Unlikely as it may seem, the end of 1971’s deeply unpopular “Carry on at your convenience”, (a film which took years to recoup its budget instead of the typical weeks or months in which the popular series usually went into profit), contains one of the cardinal images of the early Seventies, a superb foreshadowing of Thatcherism.
The films central villain is Vic Spanner, a shop steward resented by all the employees of W.C. Boggs, especially the workers themselves who, recognizing that "we’re all in it together” are keen to get on with making Britain great by toiling away at the production line and whose patriotic, proletarian zeal Spanner scuppers with his excessive, though finally hypocritical and self-serving militancy. The strike he calls is eventually broken by the workers themselves who, after a works' booze-up, recognize that their own interests are identical to those of the bosses'. In the climax Spanner’s mother, a tough, no-nonsense, middle-aged blonde with social aspirations puts her fully grown shop-steward son over her knee and spanks some common sense into him.

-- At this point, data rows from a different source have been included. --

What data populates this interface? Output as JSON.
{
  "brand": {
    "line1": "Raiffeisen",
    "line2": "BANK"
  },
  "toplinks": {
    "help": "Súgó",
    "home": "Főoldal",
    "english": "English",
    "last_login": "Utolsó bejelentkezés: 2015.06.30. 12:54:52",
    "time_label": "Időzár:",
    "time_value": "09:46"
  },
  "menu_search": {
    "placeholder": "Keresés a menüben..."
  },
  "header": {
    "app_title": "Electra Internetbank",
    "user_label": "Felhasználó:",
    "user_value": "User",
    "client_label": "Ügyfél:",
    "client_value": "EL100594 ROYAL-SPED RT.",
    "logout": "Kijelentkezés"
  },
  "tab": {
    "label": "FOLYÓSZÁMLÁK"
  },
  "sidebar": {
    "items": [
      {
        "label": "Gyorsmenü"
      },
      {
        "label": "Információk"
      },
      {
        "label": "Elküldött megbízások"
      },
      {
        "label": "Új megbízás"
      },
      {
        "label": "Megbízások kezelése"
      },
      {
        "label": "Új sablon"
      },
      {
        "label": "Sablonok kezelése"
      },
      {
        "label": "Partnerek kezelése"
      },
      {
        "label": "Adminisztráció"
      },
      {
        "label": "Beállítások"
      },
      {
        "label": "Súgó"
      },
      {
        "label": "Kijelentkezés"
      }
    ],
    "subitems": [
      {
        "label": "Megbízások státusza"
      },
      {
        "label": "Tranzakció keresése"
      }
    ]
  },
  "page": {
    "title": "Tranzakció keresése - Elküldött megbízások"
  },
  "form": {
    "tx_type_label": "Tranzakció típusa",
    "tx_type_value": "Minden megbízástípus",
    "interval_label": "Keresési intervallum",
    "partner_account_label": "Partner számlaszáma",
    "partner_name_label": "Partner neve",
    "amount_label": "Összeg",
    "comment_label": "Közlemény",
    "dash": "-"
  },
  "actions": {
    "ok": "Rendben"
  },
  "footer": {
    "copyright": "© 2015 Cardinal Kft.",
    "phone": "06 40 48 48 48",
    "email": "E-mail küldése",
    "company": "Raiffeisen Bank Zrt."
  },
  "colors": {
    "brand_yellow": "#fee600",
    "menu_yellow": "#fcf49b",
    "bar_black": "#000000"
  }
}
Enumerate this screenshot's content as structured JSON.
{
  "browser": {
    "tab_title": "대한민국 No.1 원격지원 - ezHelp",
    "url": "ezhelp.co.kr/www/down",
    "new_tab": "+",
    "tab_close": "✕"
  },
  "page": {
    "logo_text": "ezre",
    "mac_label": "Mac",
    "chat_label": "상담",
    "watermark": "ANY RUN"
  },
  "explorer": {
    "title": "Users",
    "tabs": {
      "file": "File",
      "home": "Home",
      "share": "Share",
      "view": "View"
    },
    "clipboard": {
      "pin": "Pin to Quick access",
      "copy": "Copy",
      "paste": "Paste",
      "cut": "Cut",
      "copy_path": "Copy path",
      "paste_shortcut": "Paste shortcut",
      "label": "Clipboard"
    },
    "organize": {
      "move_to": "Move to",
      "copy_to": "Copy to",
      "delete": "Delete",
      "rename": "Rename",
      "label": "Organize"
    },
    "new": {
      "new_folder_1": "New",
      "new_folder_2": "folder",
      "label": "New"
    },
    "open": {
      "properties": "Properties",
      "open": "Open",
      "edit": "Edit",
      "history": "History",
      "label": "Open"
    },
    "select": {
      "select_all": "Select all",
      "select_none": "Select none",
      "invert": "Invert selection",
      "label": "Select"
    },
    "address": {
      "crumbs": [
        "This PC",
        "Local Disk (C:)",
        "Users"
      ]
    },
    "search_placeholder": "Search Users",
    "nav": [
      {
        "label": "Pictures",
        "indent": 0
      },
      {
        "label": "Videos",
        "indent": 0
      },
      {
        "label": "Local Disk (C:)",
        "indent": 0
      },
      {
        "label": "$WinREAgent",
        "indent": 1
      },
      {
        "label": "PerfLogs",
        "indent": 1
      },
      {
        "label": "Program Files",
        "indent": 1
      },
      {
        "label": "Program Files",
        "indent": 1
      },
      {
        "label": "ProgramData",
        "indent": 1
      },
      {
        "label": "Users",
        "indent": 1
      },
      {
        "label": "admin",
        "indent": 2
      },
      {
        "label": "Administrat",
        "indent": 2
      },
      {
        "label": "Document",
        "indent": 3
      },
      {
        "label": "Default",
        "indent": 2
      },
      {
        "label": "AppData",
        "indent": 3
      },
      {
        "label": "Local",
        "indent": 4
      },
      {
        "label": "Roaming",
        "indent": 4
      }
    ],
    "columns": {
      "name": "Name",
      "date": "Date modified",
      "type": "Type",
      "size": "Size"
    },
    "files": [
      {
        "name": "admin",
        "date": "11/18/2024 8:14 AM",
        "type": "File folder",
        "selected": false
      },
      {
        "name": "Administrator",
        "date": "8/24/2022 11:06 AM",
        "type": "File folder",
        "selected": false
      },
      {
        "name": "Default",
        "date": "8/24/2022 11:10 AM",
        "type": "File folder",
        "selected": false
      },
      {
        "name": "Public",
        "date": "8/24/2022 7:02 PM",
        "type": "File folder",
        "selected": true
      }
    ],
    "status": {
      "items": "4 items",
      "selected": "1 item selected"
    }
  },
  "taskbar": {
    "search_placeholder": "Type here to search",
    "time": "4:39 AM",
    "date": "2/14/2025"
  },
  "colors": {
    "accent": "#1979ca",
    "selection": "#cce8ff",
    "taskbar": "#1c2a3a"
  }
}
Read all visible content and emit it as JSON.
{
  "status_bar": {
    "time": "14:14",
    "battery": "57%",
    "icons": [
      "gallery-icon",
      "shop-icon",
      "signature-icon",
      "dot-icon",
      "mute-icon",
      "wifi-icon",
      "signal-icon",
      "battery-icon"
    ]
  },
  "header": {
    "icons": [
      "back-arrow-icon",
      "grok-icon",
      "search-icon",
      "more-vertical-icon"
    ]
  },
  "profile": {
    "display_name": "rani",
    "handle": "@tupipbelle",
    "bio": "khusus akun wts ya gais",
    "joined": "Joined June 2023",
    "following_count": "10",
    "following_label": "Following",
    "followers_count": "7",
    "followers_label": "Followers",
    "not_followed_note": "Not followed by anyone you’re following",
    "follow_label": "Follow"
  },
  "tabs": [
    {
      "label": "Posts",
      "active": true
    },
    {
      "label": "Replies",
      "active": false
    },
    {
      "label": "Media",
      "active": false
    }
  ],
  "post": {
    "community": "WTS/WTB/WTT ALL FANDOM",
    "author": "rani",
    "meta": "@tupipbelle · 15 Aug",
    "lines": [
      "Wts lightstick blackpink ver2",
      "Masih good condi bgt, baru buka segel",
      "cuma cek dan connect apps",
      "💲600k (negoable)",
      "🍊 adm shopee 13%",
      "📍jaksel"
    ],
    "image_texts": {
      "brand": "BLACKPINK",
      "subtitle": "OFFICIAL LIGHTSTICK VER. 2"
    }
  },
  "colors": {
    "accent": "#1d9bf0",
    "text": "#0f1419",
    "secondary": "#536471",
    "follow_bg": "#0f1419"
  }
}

This is the Tory fantasy that must be made flesh, the suburban blonde dominatrix disciplining the uppity worker, publicly humiliating him before an approving audience drawn from all classes